As an information science major, you’ll learn how to create, collect, store, organize, and manipulate data for various uses—for individual and societal and business purposes. Using computers, software, and technology, information scientists explore ways to help people and businesses achieve goals.
Earning this degree will entail taking substantial math and computer science courses. You’ll also learn plenty about the way technology impacts people and businesses. Being able to track and analyze customer spending is made possible through information science. Getting streaming suggestions based on the shows you watch is another way information scientists apply their knowledge.
Information science plays an integral role in every aspect of society. As a major in this field, you’ll embark on an exciting career to improve people’s lives and help businesses run efficiently.
What does an Information Science major study?
- Introduction to Information Science
- Database Design
- Data and Algorithms
- Introduction to Computation
What can I do with an Information Science degree?
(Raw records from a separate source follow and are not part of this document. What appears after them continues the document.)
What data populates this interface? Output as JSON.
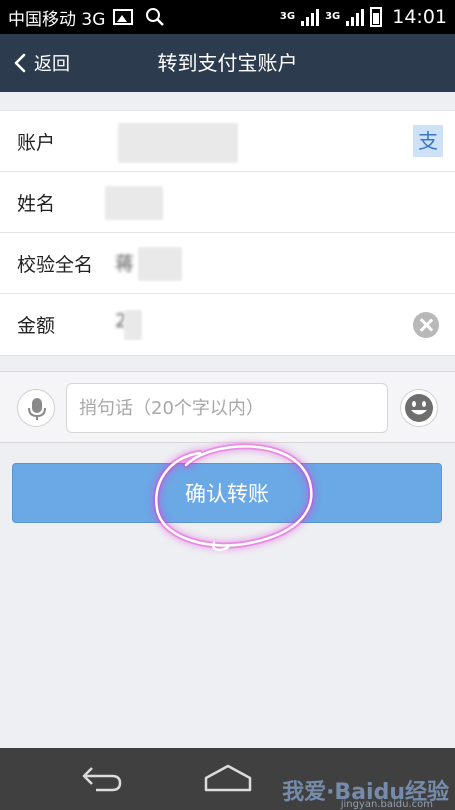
{
  "status_bar": {
    "carrier": "中国移动 3G",
    "net_label_1": "3G",
    "net_label_2": "3G",
    "time": "14:01"
  },
  "nav": {
    "back_label": "返回",
    "title": "转到支付宝账户"
  },
  "form": {
    "account_label": "账户",
    "name_label": "姓名",
    "verify_label": "校验全名",
    "verify_partial": "蒋",
    "amount_label": "金额",
    "amount_partial": "2",
    "contact_glyph": "支"
  },
  "message": {
    "placeholder": "捎句话（20个字以内）"
  },
  "confirm_label": "确认转账",
  "watermark": {
    "text": "我爱·Baidu经验",
    "sub": "jingyan.baidu.com"
  },
  "colors": {
    "nav_bg": "#2d3b4e",
    "button_bg": "#6aa8e6",
    "annotation": "#e23bd6"
  }
}
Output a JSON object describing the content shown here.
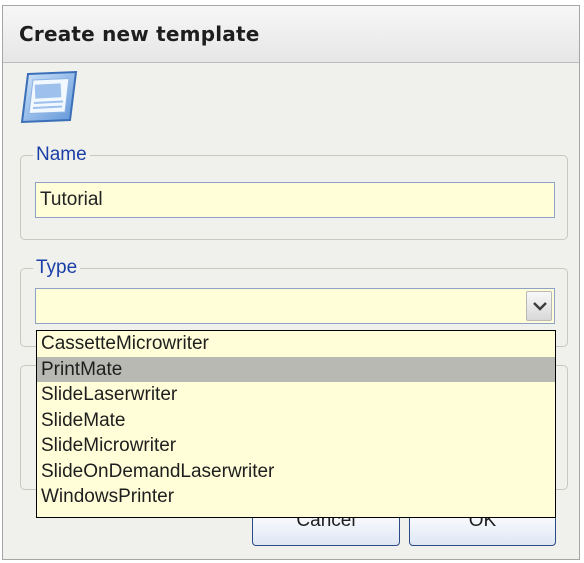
{
  "dialog": {
    "title": "Create new template",
    "icon": "template-document-icon"
  },
  "name_group": {
    "legend": "Name",
    "value": "Tutorial"
  },
  "type_group": {
    "legend": "Type",
    "selected_value": "",
    "options": [
      "CassetteMicrowriter",
      "PrintMate",
      "SlideLaserwriter",
      "SlideMate",
      "SlideMicrowriter",
      "SlideOnDemandLaserwriter",
      "WindowsPrinter"
    ],
    "highlighted_option": "PrintMate"
  },
  "buttons": {
    "cancel_label": "Cancel",
    "ok_label": "OK"
  },
  "colors": {
    "field_background": "#fffed9",
    "legend_text": "#1a3fa6",
    "highlight": "#b9b9b4"
  }
}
Any industry you can think of relies on information science professionals. The most obvious sector to investigate is technology. However, you’ll be in demand in other industries, such as finance, advertising, law, and medicine. Here’s a sampling of jobs you can consider:
- Computer and Information Scientists
- Bioinformatics Technicians
- Computer Systems Analysts
- Computer and Information Systems Managers
- Data Scientists
Specializations for an Information Science major:
- Data Science
- Cybersecurity and Privacy
- Digital Curation Specialization
What are the requirements for an Information Science degree?
Meet with your academic advisor for guidance on course selections. Review your credits each semester to ensure you’re meeting your degree requirements. Completing an internship and capstone project may be needed for graduation. Refer to your college or university handbook for additional information.